BEGIN Exercise data
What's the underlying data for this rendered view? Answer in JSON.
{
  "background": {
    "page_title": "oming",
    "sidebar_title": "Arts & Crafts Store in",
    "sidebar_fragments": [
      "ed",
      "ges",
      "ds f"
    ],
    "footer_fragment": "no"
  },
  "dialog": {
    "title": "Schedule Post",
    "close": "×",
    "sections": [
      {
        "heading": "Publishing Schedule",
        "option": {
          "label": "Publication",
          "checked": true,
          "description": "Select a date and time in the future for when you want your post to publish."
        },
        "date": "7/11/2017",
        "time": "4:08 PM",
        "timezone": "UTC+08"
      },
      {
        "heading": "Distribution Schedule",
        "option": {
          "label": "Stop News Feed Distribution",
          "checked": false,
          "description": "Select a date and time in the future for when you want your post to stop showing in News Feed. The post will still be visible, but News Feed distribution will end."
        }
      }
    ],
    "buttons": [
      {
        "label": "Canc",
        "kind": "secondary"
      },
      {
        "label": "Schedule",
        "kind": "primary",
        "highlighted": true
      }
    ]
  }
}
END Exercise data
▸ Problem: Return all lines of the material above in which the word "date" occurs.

▸ Response to the task:
          "description": "Select a date and time in the future for when you want your post to publish."
        "date": "7/11/2017",
          "description": "Select a date and time in the future for when you want your post to stop showing in News Feed. The post will still be visible, but News Feed distribution will end."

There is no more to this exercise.